- Lecture 13. Cycle index continued: sum and product principles; plethystic substitution.
- Lecture 14. Plethysm. Plethystic inverse
of
*Z*. Counting rooted trees and connected graphs up to isomorphism. For the computer demo in class I used this Mathematica Notebook; here also is a PDF printout._{E}–1 - Lecture 15. Symmetric functions. Bases of monomials and elementary symmetric functions. Dominance ordering on partitions.
- Lecture 16. Complete homogeneous symmetric functions, power-sum
symmetric functions, generating function
*H(t)*. The involution*ω*. Combinatorial definition and symmetry of Schur functions. - Lecture 17. Crystal operators of Lascoux and Schützenberger. Kostka numbers. Hall inner product and Cauchy kernel.
- Lecture 18. Robinson-Schensted-Knuth correspondence, Cauchy identity, orthonormality of Schur functions.
- Lecture 19. Dual cauchy identity, action of
*ω*on Schur functions. Plethysm/λ-ring operations. Pieri rules and dual Pieri rules. - Lecture 20. Jacobi/Weyl character formula; Jacobi-Trudi

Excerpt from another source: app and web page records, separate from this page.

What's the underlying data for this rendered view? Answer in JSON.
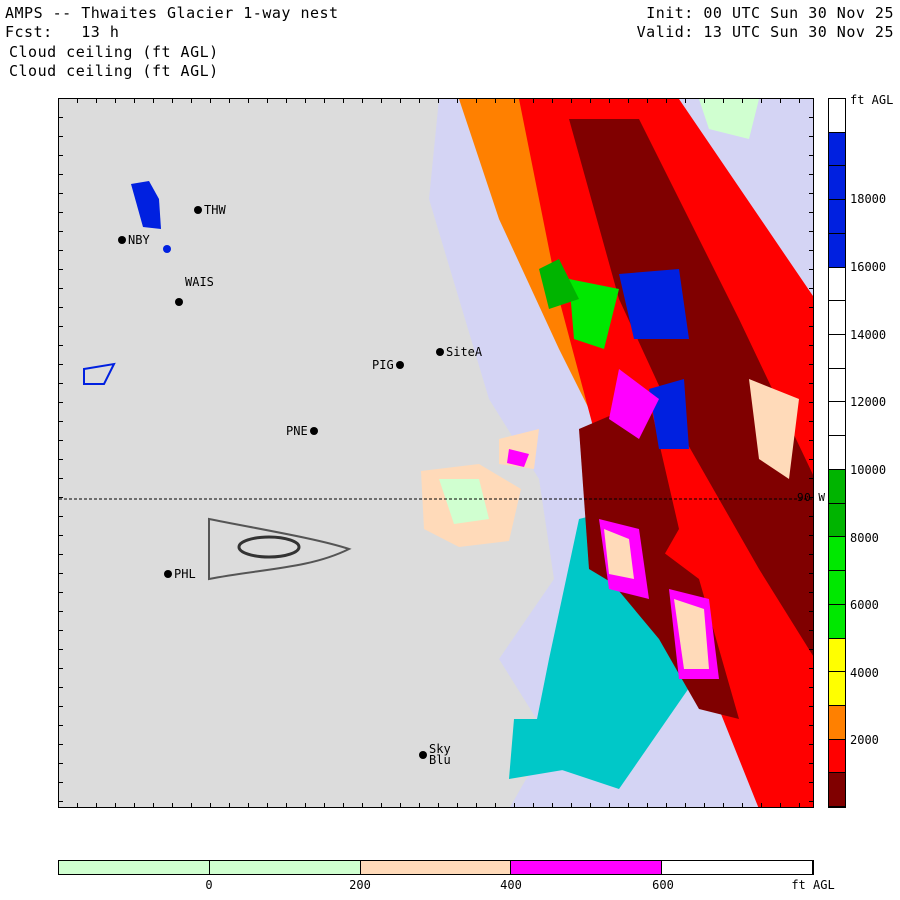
{
  "header": {
    "title": "AMPS -- Thwaites Glacier 1-way nest",
    "forecast": "Fcst:   13 h",
    "field_1": "Cloud ceiling (ft AGL)",
    "field_2": "Cloud ceiling (ft AGL)",
    "init": "Init: 00 UTC Sun 30 Nov 25",
    "valid": "Valid: 13 UTC Sun 30 Nov 25"
  },
  "map": {
    "meridian_label": "90 W",
    "stations": [
      "THW",
      "NBY",
      "WAIS",
      "SiteA",
      "PIG",
      "PNE",
      "PHL",
      "Sky",
      "Blu"
    ]
  },
  "colorbar": {
    "units": "ft AGL",
    "labels": [
      "18000",
      "16000",
      "14000",
      "12000",
      "10000",
      "8000",
      "6000",
      "4000",
      "2000"
    ],
    "colors": [
      "#ffffff",
      "#0020e0",
      "#0020e0",
      "#0020e0",
      "#0020e0",
      "#ffffff",
      "#ffffff",
      "#ffffff",
      "#ffffff",
      "#ffffff",
      "#ffffff",
      "#00b400",
      "#00b400",
      "#00e800",
      "#00e800",
      "#00e800",
      "#ffff00",
      "#ffff00",
      "#ff8000",
      "#ff0000",
      "#800000"
    ]
  },
  "bottom_bar": {
    "units": "ft AGL",
    "labels": [
      "0",
      "200",
      "400",
      "600"
    ],
    "colors": [
      "#d0ffd0",
      "#d0ffd0",
      "#ffdab9",
      "#ff00ff",
      "#ffffff"
    ]
  }
}
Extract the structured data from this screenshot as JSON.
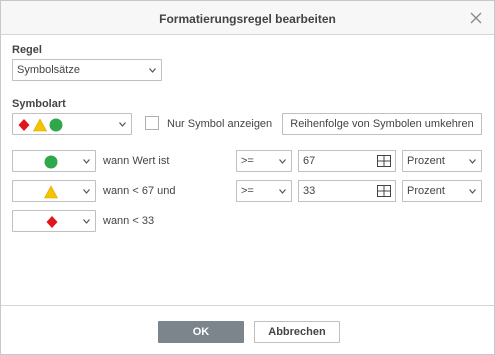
{
  "dialog": {
    "title": "Formatierungsregel bearbeiten",
    "close_icon": "close-icon"
  },
  "rule": {
    "label": "Regel",
    "selected": "Symbolsätze"
  },
  "icon_style": {
    "label": "Symbolart",
    "selected_icons": [
      "red-diamond",
      "yellow-triangle",
      "green-circle"
    ],
    "show_icon_only_label": "Nur Symbol anzeigen",
    "show_icon_only_checked": false,
    "reverse_button": "Reihenfolge von Symbolen umkehren"
  },
  "conditions": [
    {
      "icon": "green-circle",
      "text": "wann Wert ist",
      "operator": ">=",
      "value": "67",
      "type": "Prozent"
    },
    {
      "icon": "yellow-triangle",
      "text": "wann < 67 und",
      "operator": ">=",
      "value": "33",
      "type": "Prozent"
    },
    {
      "icon": "red-diamond",
      "text": "wann < 33"
    }
  ],
  "footer": {
    "ok": "OK",
    "cancel": "Abbrechen"
  },
  "colors": {
    "green": "#2ea84a",
    "yellow": "#f5c400",
    "red": "#e0161c",
    "ok_button": "#7d858c"
  }
}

identity. Representation theory of
*GL*, briefly._{n} - Lecture 21. Introduction to representation theory of finte groups: complete reducibility, characters, orthogonality.
- Lecture 22. Frobenius characteristic map. Characters
of
*S*from symmetric functions._{n} - Lecture 23. Restriction and induction
between
*S*and Young subgroups; Littlewood-Richardson coefficients. Construction of the irreducible modules_{n}*V*._{λ} - Lecture 24. Bases of
*V*using Garnir polynomials. Tensor products and the Kronecker problem._{λ} - Lecture 25. Plethysm interpreted in terms
of
*GL*and_{n}*S*characters. Wreath product related to composition of species._{n} - Lecture 26. Jeu-de-taquin, dual equivalence, first fundamental theorem.